And then there’s the simple act of looking up rather than down. I don’t have any studies on this one…just my experience, though I guess it’s related to posture. I realized a while back that I spend an awful lot of time looking down. I don’t just mean looking at my screens. I mean when I walk, when I sit…I actually became aware of the effects of looking down when I was skiing. I could ski the expert trails all over the mountain, yet I didn’t feel confident. I also spent the whole time focused on the ground about five feet in front of me, forcing me to ski small. When I took a moment and actually looked up while skiing, I was amazed at how differently I skied and how much different I felt. Far more open and confident. It was crazy. I started watching myself in other places, too, when I was sitting or walking. Always small and down. Being a relatively introverted person, I realized that this is some kind of self-protection. And that when I look up and face the world with confidence, my entire being feels better. 

There’s a whole lot of unhappy, irritable, cranky people in the world. What if, rather than being given medication for their mood issues, they simply shifted their posture? What if feeling better and happier were as simple as holding your body in a way that felt more open and more confident? No cost. No dangerous side effects. No health-care system. Just look up, shoulders back, hands on your hips if you’d like, and smile.

Here’s another idea. Let’s get a whole viral happiness thing going. Smiles are infectious. When you smile, others smile back at you. We could all shift our posture, put a smile on our faces and create a whole smile parade. Now wouldn’t that feel good!

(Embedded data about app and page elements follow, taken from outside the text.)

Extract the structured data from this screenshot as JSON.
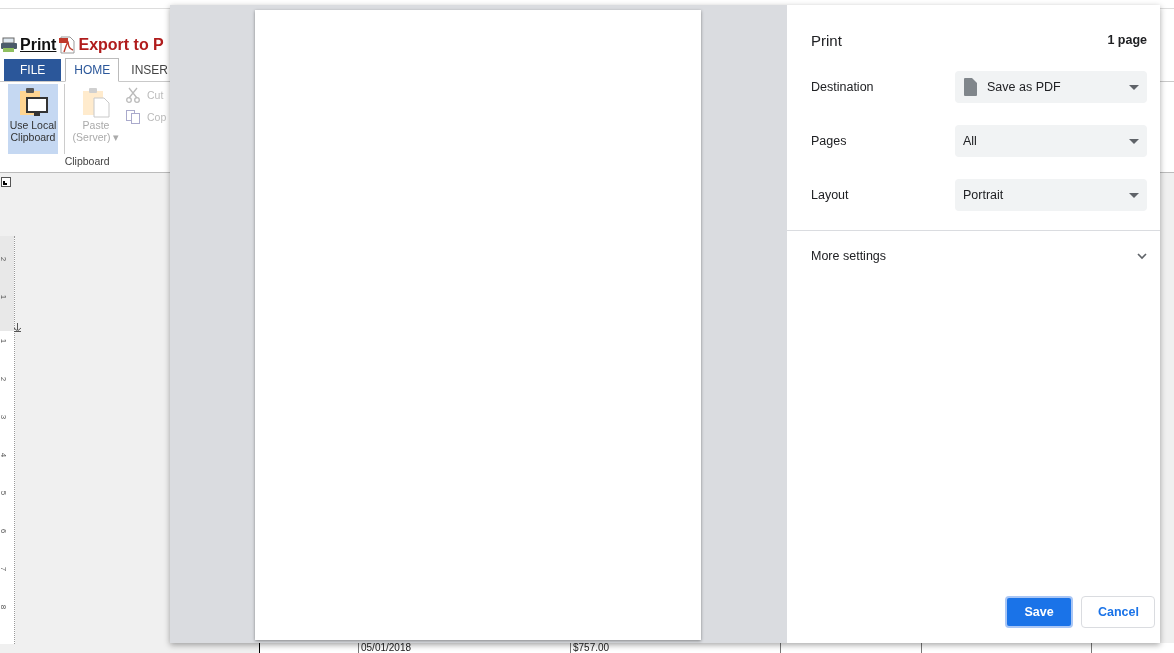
{
  "app": {
    "header_links": [
      {
        "kind": "print",
        "label": "Print"
      },
      {
        "kind": "pdf",
        "label": "Export to P"
      }
    ],
    "tabs": [
      {
        "label": "FILE",
        "kind": "file",
        "selected": false
      },
      {
        "label": "HOME",
        "kind": "tab",
        "selected": true
      },
      {
        "label": "INSER",
        "kind": "tab",
        "selected": false
      }
    ],
    "ribbon": {
      "large_buttons": [
        {
          "kind": "local",
          "lines": [
            "Use Local",
            "Clipboard"
          ],
          "selected": true,
          "disabled": false
        },
        {
          "kind": "paste",
          "lines": [
            "Paste",
            "(Server) ▾"
          ],
          "selected": false,
          "disabled": true
        }
      ],
      "small_buttons": [
        {
          "kind": "cut",
          "label": "Cut",
          "disabled": true
        },
        {
          "kind": "copy",
          "label": "Cop",
          "disabled": true
        }
      ],
      "group_label": "Clipboard"
    },
    "ruler": {
      "labels": [
        "2",
        "1",
        "1",
        "2",
        "3",
        "4",
        "5",
        "6",
        "7",
        "8"
      ]
    },
    "table_row": [
      "05/01/2018",
      "$757.00"
    ]
  },
  "print_dialog": {
    "title": "Print",
    "page_count": "1 page",
    "settings": [
      {
        "label": "Destination",
        "value": "Save as PDF",
        "kind": "destination"
      },
      {
        "label": "Pages",
        "value": "All",
        "kind": "select"
      },
      {
        "label": "Layout",
        "value": "Portrait",
        "kind": "select"
      }
    ],
    "more_settings": {
      "label": "More settings",
      "expanded": false
    },
    "buttons": [
      {
        "label": "Save",
        "kind": "primary"
      },
      {
        "label": "Cancel",
        "kind": "secondary"
      }
    ]
  }
}
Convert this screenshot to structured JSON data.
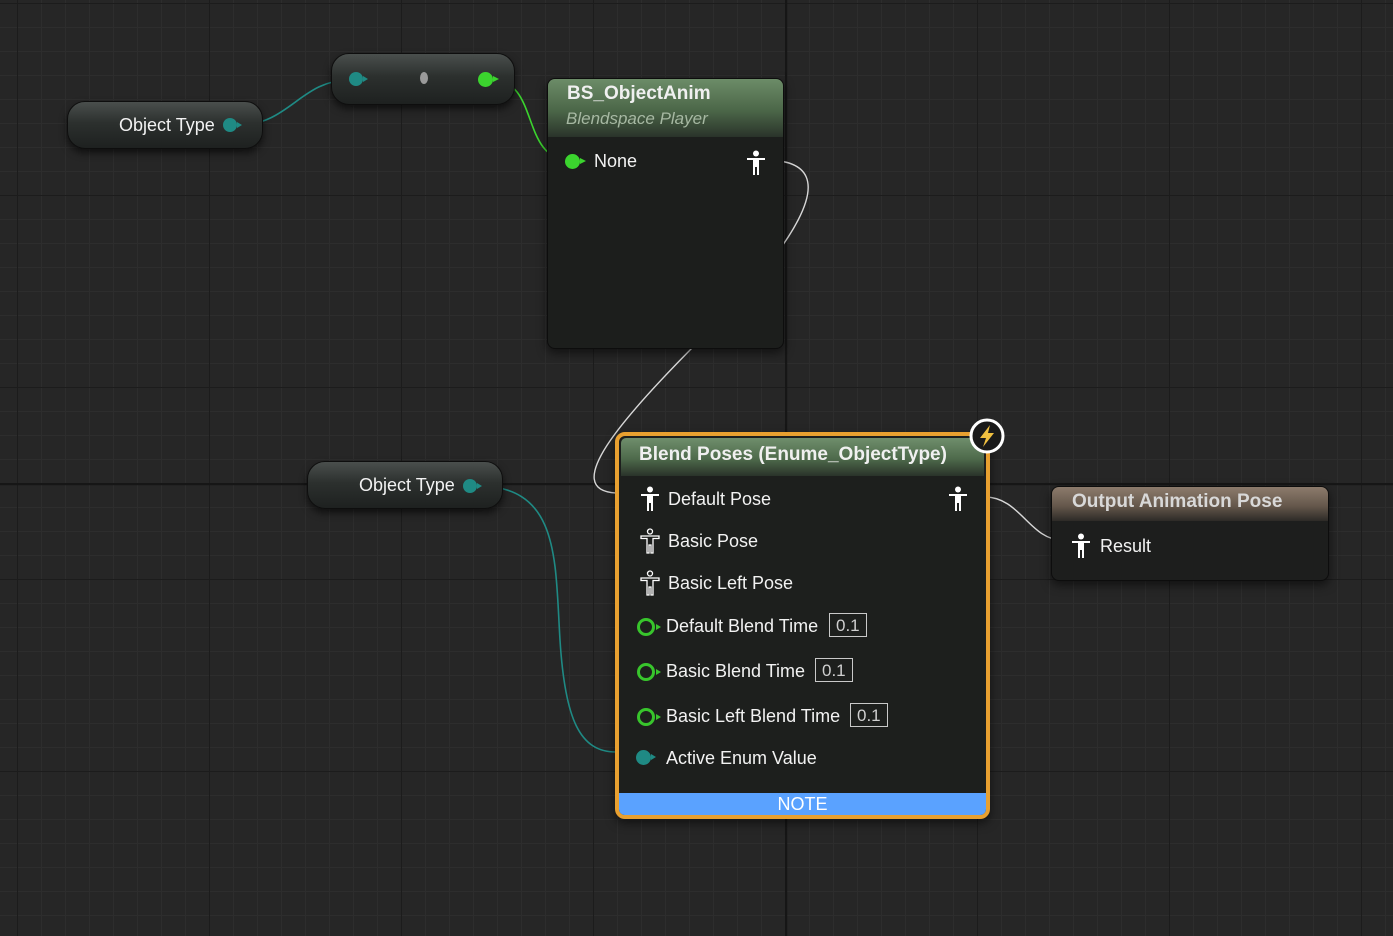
{
  "nodes": {
    "object_type_1": {
      "label": "Object Type"
    },
    "object_type_2": {
      "label": "Object Type"
    },
    "blendspace": {
      "title": "BS_ObjectAnim",
      "subtitle": "Blendspace Player",
      "pin_label": "None"
    },
    "blend_poses": {
      "title": "Blend Poses (Enume_ObjectType)",
      "pins": {
        "default_pose": "Default Pose",
        "basic_pose": "Basic Pose",
        "basic_left_pose": "Basic Left Pose",
        "default_blend_time": "Default Blend Time",
        "default_blend_time_value": "0.1",
        "basic_blend_time": "Basic Blend Time",
        "basic_blend_time_value": "0.1",
        "basic_left_blend_time": "Basic Left Blend Time",
        "basic_left_blend_time_value": "0.1",
        "active_enum_value": "Active Enum Value"
      },
      "footer": "NOTE"
    },
    "output_pose": {
      "title": "Output Animation Pose",
      "pin_label": "Result"
    }
  },
  "colors": {
    "enum_pin": "#1f8a84",
    "bool_pin": "#3bd42e",
    "float_pin": "#38c52c",
    "selection_outline": "#e8a030",
    "note_bar": "#5aa2ff",
    "blend_header": "#5b7a5b",
    "output_header": "#6d6157"
  },
  "icons": {
    "pose": "pose-figure-icon",
    "fast_path": "lightning-icon"
  }
}
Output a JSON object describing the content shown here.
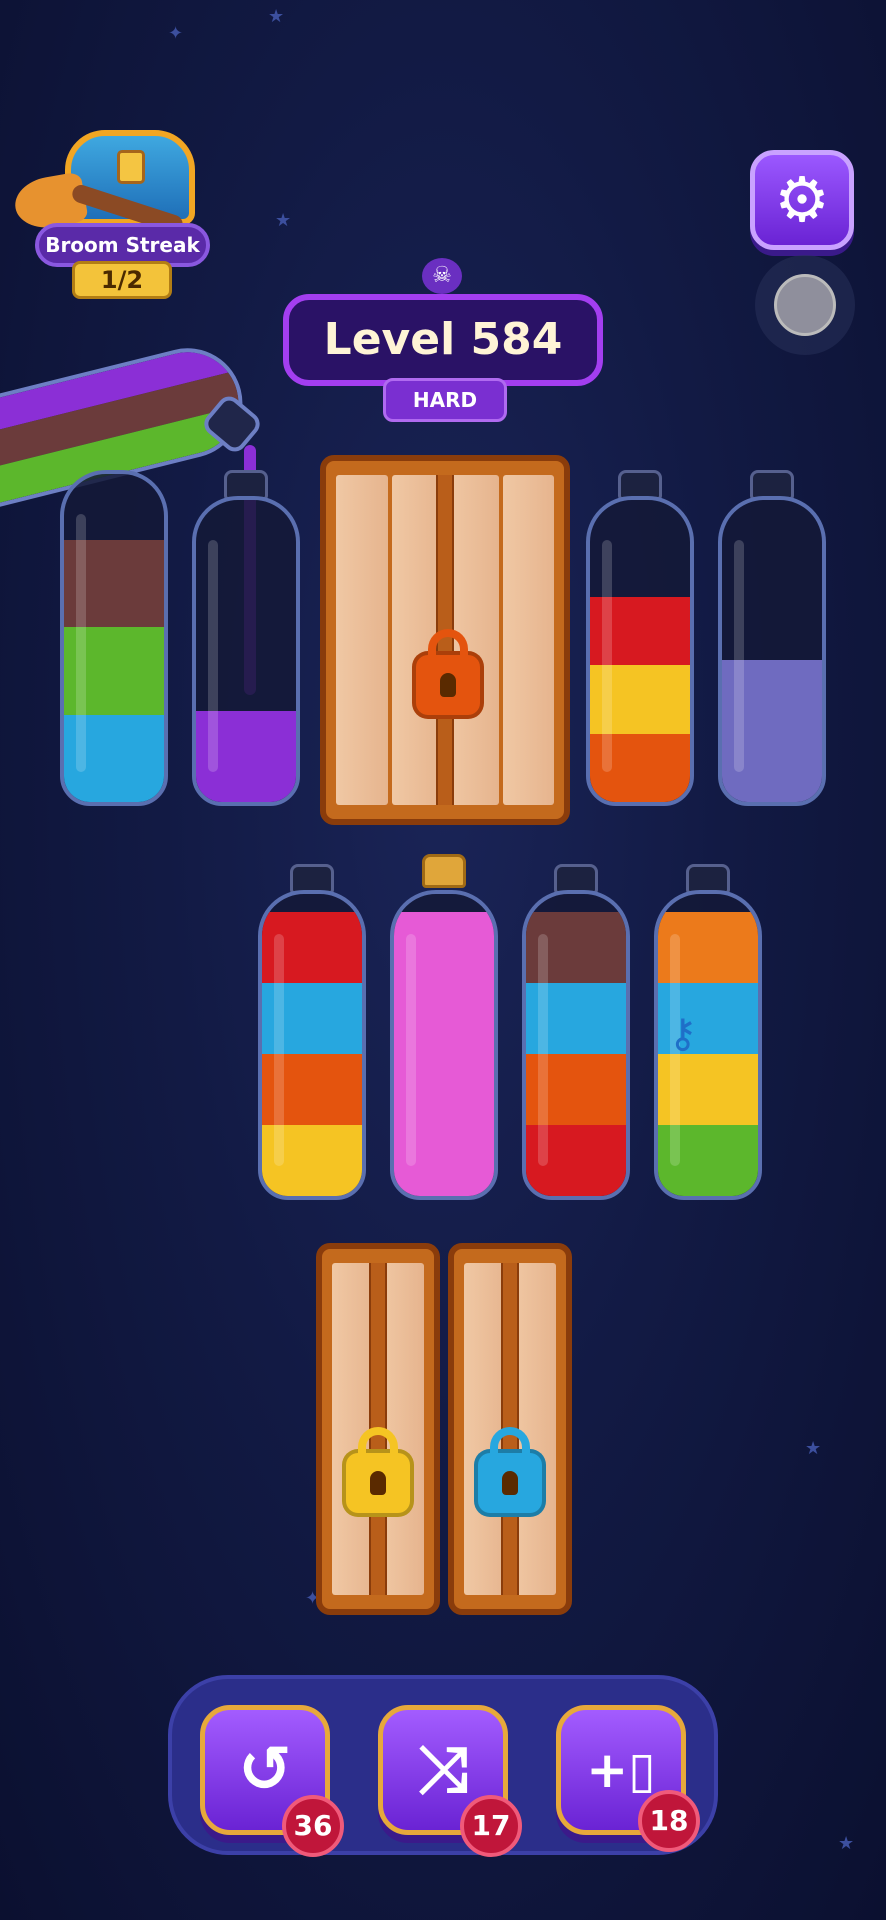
{
  "streak": {
    "title": "Broom Streak",
    "progress": "1/2"
  },
  "settings": {
    "icon": "gear-icon"
  },
  "level": {
    "label": "Level 584",
    "difficulty": "HARD",
    "icon": "skull-icon"
  },
  "pouring": {
    "layers": [
      "#8b2fd6",
      "#6b3b3b",
      "#5cb72c"
    ],
    "stream_color": "#8b2fd6"
  },
  "bottles_row1": [
    {
      "colors": [
        "#27a7df",
        "#5cb72c",
        "#6b3b3b"
      ],
      "fill": 0.8
    },
    {
      "colors": [
        "#8b2fd6"
      ],
      "fill": 0.3
    },
    {
      "colors": [
        "#e4540e",
        "#f5c423",
        "#d71920"
      ],
      "fill": 0.68
    },
    {
      "colors": [
        "#6f6bc0"
      ],
      "fill": 0.47
    }
  ],
  "bottles_row2": [
    {
      "colors": [
        "#f5c423",
        "#e4540e",
        "#27a7df",
        "#d71920"
      ],
      "fill": 0.94,
      "corked": false
    },
    {
      "colors": [
        "#e65ad6"
      ],
      "fill": 0.94,
      "corked": true
    },
    {
      "colors": [
        "#d71920",
        "#e4540e",
        "#27a7df",
        "#6b3b3b"
      ],
      "fill": 0.94,
      "corked": false
    },
    {
      "colors": [
        "#5cb72c",
        "#f5c423",
        "#27a7df",
        "#ec7a1b"
      ],
      "fill": 0.94,
      "corked": false,
      "key_icon": "key-icon"
    }
  ],
  "locks": [
    {
      "color": "#e4540e",
      "icon": "padlock-icon"
    },
    {
      "color": "#f5c423",
      "icon": "padlock-icon"
    },
    {
      "color": "#27a7df",
      "icon": "padlock-icon"
    }
  ],
  "tools": [
    {
      "icon": "undo-icon",
      "count": "36"
    },
    {
      "icon": "shuffle-icon",
      "count": "17"
    },
    {
      "icon": "add-bottle-icon",
      "count": "18"
    }
  ]
}
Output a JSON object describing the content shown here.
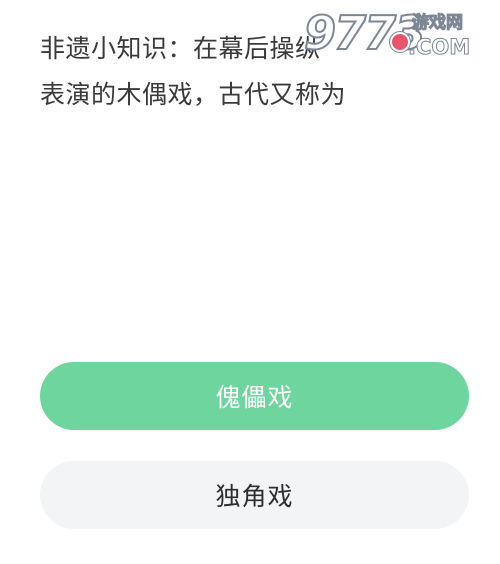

Sarah Hiner, president and CEO of Bottom Line Inc., is passionate about giving people the tools and knowledge they need to be in control of their lives in areas such as living a healthier life, the challenges of the health-care system, commonsense financial advice and creating great relationships. She appears often on national radio and hosts the Bottom Line Advocator Podcast,  where she interviews leading experts to help people be their own best advocates in all areas of life.